There are a number of different pieces of information that can be gathered when using any reasonably good email broadcasting service. The five primary measurements are: the totals each of messages sent, message opens, click-throughs, bounces, and opt-out requests. Total number of items sent must be accurately counted, based on reaching each individual email address only once. Opens measure the number of people who actually view the message using their email program.

"Unique" opens, so that if a recipient views a message in their preview window, then opens it into a full size window, that this only counts as a single open instead of two opens.

Clickthroughs are recipients that respond to your offer by clicking on a link in the email. Bounces are messages that are undeliverable to the recipient. They could be "soft bounces" due to temporary issues such as a full mailbox or "hard bounces" from an invalid email account, but for our purposes here it means people on your list who did not receive your message". And last, opt-out requests are recipients who request to no longer receive email.

There are a wide range of results that can be measured for email campaigns, such as:

- How accurate is the list (how many bounces out of total sent)
- How active is the list (how many opens out of total sent)
- How positive was the reaction to the offer itself (number of click-throughs out of total opens)
- How negative was the reaction to the offer itself (number of opt-outs out of total opens)

The actual number of responses on any particular campaign can vary quite a bit. A newsletter whose primary job is to inform will not achieve the same click-through rate as a promotion, which is intended to get a specific response. The differing levels of permission within your list of recipients will also affect results. Until a list has been "cleaned" of bad addresses and those who are not interested, you may see far different data. Pruning these from your lists will help you improve your results considerably.

In order to account for these wide variations in factors, I suggest some general "baseline" ratios that should be achieved on any particular mailing. There should be more opens than bounces, or else the list is probably out of date. Also, there should be more click-throughs than opt-outs, otherwise the offer is poorly targeted or the list is of questionable origin.

In order to get the optimum response you will need to send two or three multiples of your email marketing campaign, each time using a variation of the original offer. If they haven't responded by 3 attempts, it's time to change your approach.

The typical response pattern is that mailings 1 and 2 will have a similar response, with number 2 often having slightly fewer click-throughs than number 1. Number 3 picks up the stragglers and undecided recipients, so the response will be much lower, but usually significant enough to justify the mailing. Please note that you shouldn't necessarily just blast out three mailings one after another. For example, you might piggyback your first offer onto a monthly newsletter, send the second offer separately as a special promotional mailing two weeks later, then finish the series with the final offer in the next month's newsletter.

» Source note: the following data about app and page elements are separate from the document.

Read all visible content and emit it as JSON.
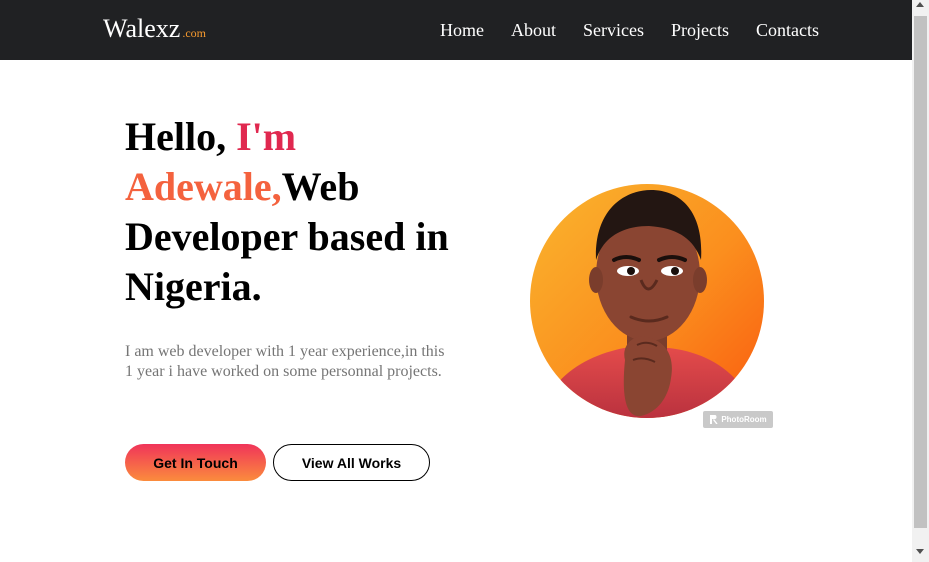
{
  "brand": {
    "name": "Walexz",
    "tld": ".com"
  },
  "nav": {
    "items": [
      "Home",
      "About",
      "Services",
      "Projects",
      "Contacts"
    ]
  },
  "hero": {
    "greeting": "Hello, ",
    "im": "I'm",
    "name": "Adewale,",
    "role_line": "Web Developer based in Nigeria.",
    "description": "I am web developer with 1 year experience,in this 1 year i have worked on some personnal projects.",
    "primary_button": "Get In Touch",
    "secondary_button": "View All Works"
  },
  "badge": {
    "text": "PhotoRoom",
    "icon": "photoroom-logo-icon"
  },
  "colors": {
    "nav_bg": "#202123",
    "accent_red": "#e0284f",
    "accent_orange": "#f4623e",
    "tld": "#f79a2e",
    "button_gradient": [
      "#f0345a",
      "#fb8c3d"
    ]
  }
}
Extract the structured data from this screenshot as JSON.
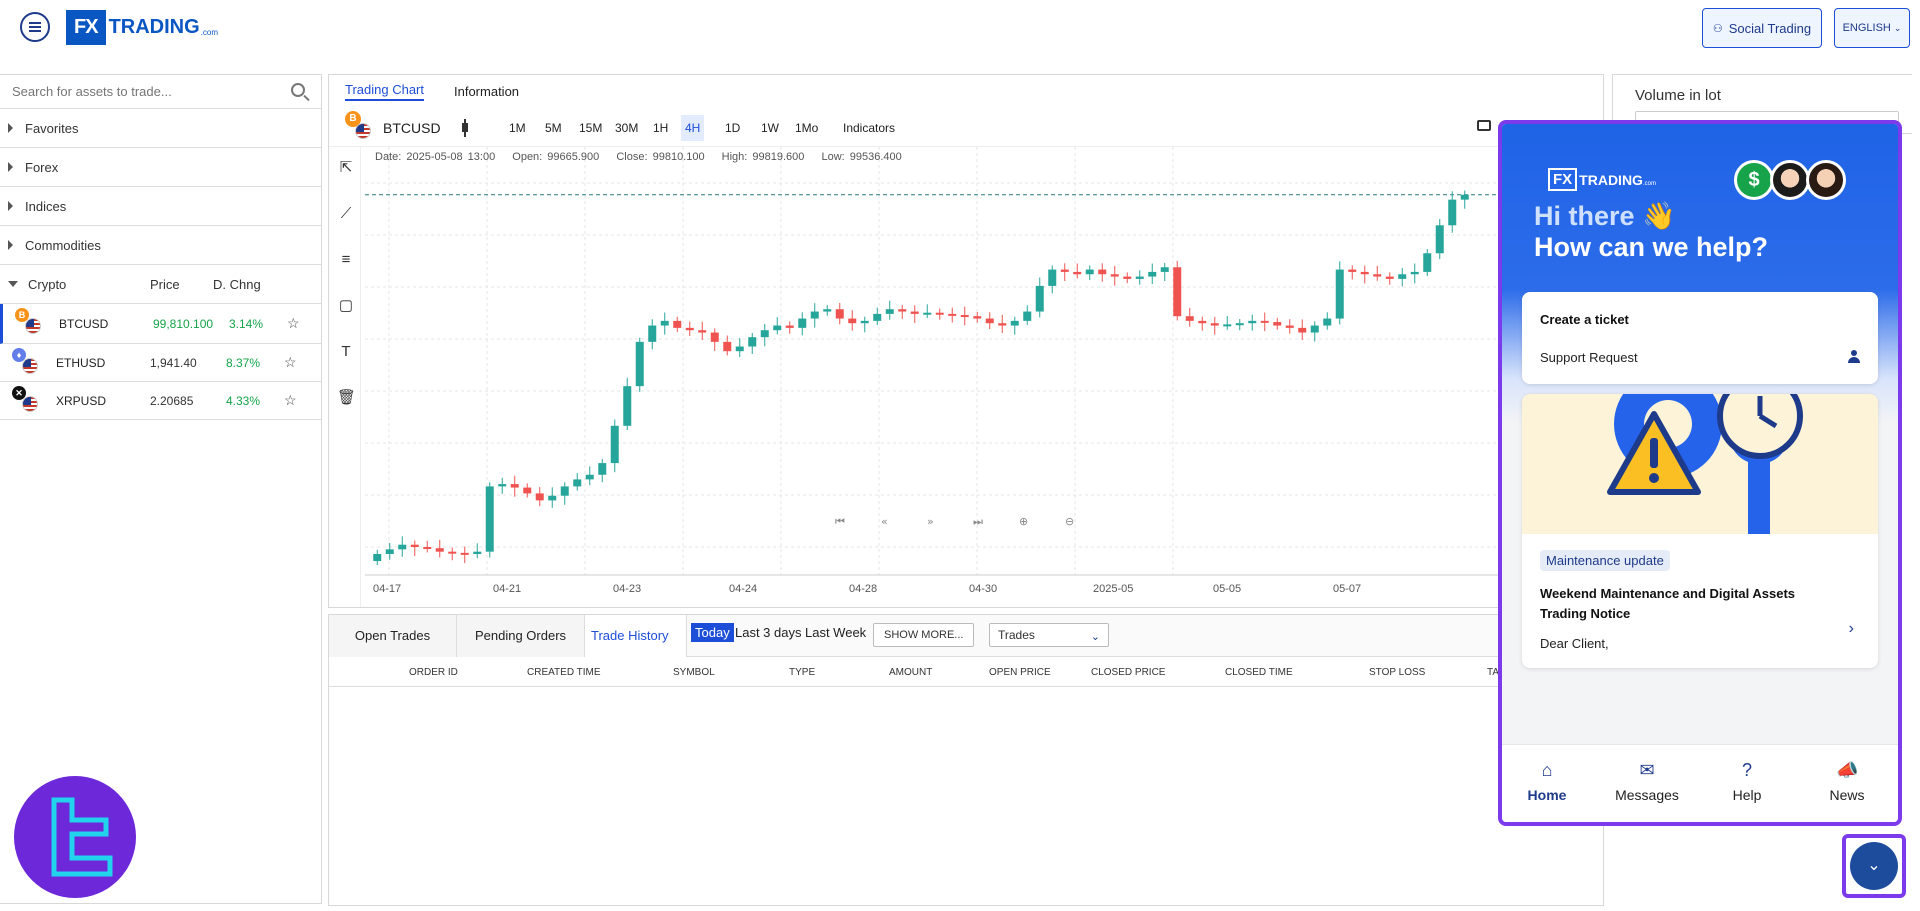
{
  "header": {
    "logo": {
      "fx": "FX",
      "word": "TRADING",
      "suffix": ".com"
    },
    "social_trading": "Social Trading",
    "language": "ENGLISH"
  },
  "assets": {
    "search_placeholder": "Search for assets to trade...",
    "categories": [
      "Favorites",
      "Forex",
      "Indices",
      "Commodities"
    ],
    "crypto_header": {
      "name": "Crypto",
      "price": "Price",
      "change": "D. Chng"
    },
    "rows": [
      {
        "symbol": "BTCUSD",
        "price": "99,810.100",
        "change": "3.14%",
        "coin_color": "#f7931a",
        "coin_glyph": "B"
      },
      {
        "symbol": "ETHUSD",
        "price": "1,941.40",
        "change": "8.37%",
        "coin_color": "#627eea",
        "coin_glyph": "♦"
      },
      {
        "symbol": "XRPUSD",
        "price": "2.20685",
        "change": "4.33%",
        "coin_color": "#111111",
        "coin_glyph": "✕"
      }
    ]
  },
  "chart": {
    "tabs": [
      "Trading Chart",
      "Information"
    ],
    "symbol": "BTCUSD",
    "timeframes": [
      "1M",
      "5M",
      "15M",
      "30M",
      "1H",
      "4H",
      "1D",
      "1W",
      "1Mo"
    ],
    "active_timeframe": "4H",
    "indicators": "Indicators",
    "ohlc": {
      "date": "Date: 2025-05-08 13:00",
      "open": "Open: 99665.900",
      "close": "Close: 99810.100",
      "high": "High: 99819.600",
      "low": "Low: 99536.400"
    },
    "x_labels": [
      "04-17",
      "04-21",
      "04-23",
      "04-24",
      "04-28",
      "04-30",
      "2025-05",
      "05-05",
      "05-07"
    ]
  },
  "chart_data": {
    "type": "candlestick",
    "symbol": "BTCUSD",
    "interval": "4H",
    "x_tick_labels": [
      "04-17",
      "04-21",
      "04-23",
      "04-24",
      "04-28",
      "04-30",
      "2025-05",
      "05-05",
      "05-07"
    ],
    "last_candle": {
      "date": "2025-05-08 13:00",
      "open": 99665.9,
      "close": 99810.1,
      "high": 99819.6,
      "low": 99536.4
    },
    "up_color": "#26a69a",
    "down_color": "#ef5350",
    "grid": true,
    "closes": [
      84400,
      84600,
      84800,
      84700,
      84650,
      84500,
      84450,
      84400,
      84500,
      87300,
      87400,
      87250,
      87000,
      86700,
      86900,
      87300,
      87600,
      87800,
      88300,
      89900,
      91600,
      93500,
      94200,
      94400,
      94100,
      94000,
      93900,
      93500,
      93100,
      93300,
      93700,
      94000,
      94200,
      94100,
      94500,
      94800,
      94900,
      94500,
      94300,
      94400,
      94700,
      94900,
      94800,
      94700,
      94750,
      94700,
      94650,
      94600,
      94500,
      94300,
      94200,
      94400,
      94800,
      95900,
      96600,
      96500,
      96400,
      96600,
      96400,
      96300,
      96200,
      96300,
      96500,
      96700,
      94600,
      94400,
      94300,
      94200,
      94250,
      94300,
      94400,
      94350,
      94200,
      94100,
      93900,
      94200,
      94500,
      96600,
      96500,
      96400,
      96300,
      96200,
      96400,
      96500,
      97300,
      98500,
      99600,
      99810.1
    ]
  },
  "trades": {
    "tabs": [
      "Open Trades",
      "Pending Orders",
      "Trade History"
    ],
    "active_tab": "Trade History",
    "periods": [
      "Today",
      "Last 3 days",
      "Last Week"
    ],
    "active_period": "Today",
    "show_more": "SHOW MORE...",
    "filter": "Trades",
    "columns": [
      "ORDER ID",
      "CREATED TIME",
      "SYMBOL",
      "TYPE",
      "AMOUNT",
      "OPEN PRICE",
      "CLOSED PRICE",
      "CLOSED TIME",
      "STOP LOSS",
      "TA"
    ]
  },
  "order": {
    "volume_label": "Volume in lot"
  },
  "chat": {
    "logo": {
      "fx": "FX",
      "word": "TRADING",
      "suffix": ".com"
    },
    "greeting": "Hi there 👋",
    "question": "How can we help?",
    "ticket": {
      "title": "Create a ticket",
      "subtitle": "Support Request"
    },
    "news": {
      "badge": "Maintenance update",
      "title": "Weekend Maintenance and Digital Assets Trading Notice",
      "body": "Dear Client,"
    },
    "nav": [
      "Home",
      "Messages",
      "Help",
      "News"
    ],
    "active_nav": "Home"
  }
}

It is useful to understand how the size of your lists is changing over time. By viewing how many people sign up for your lists each day, you can attempt to correlate list growth with other marketing activities that you may be conducting. It is also important to consider how many people are signing up for your lists versus how many are opting out of them. If your lists have been cleaned, and the overall list size is still shrinking, you need to reevaluate both your list acquisition strategy and the content relevancy of your mailings.

Testing is critical to optimizing your email marketing campaigns. But in order to test, you have to measure first. Make sure you have a way to collect detailed information about your mailings, preferably in an automatic way. Careful analysis of the actual metrics will give you the information you need to take your email campaigns to the next level.

As your knowledge about list building continues to grow, you will begin to see how list building fits into the overall scheme of things. Knowing how something relates to the rest of the world is important too.

by: Eugenijus Sakalauskas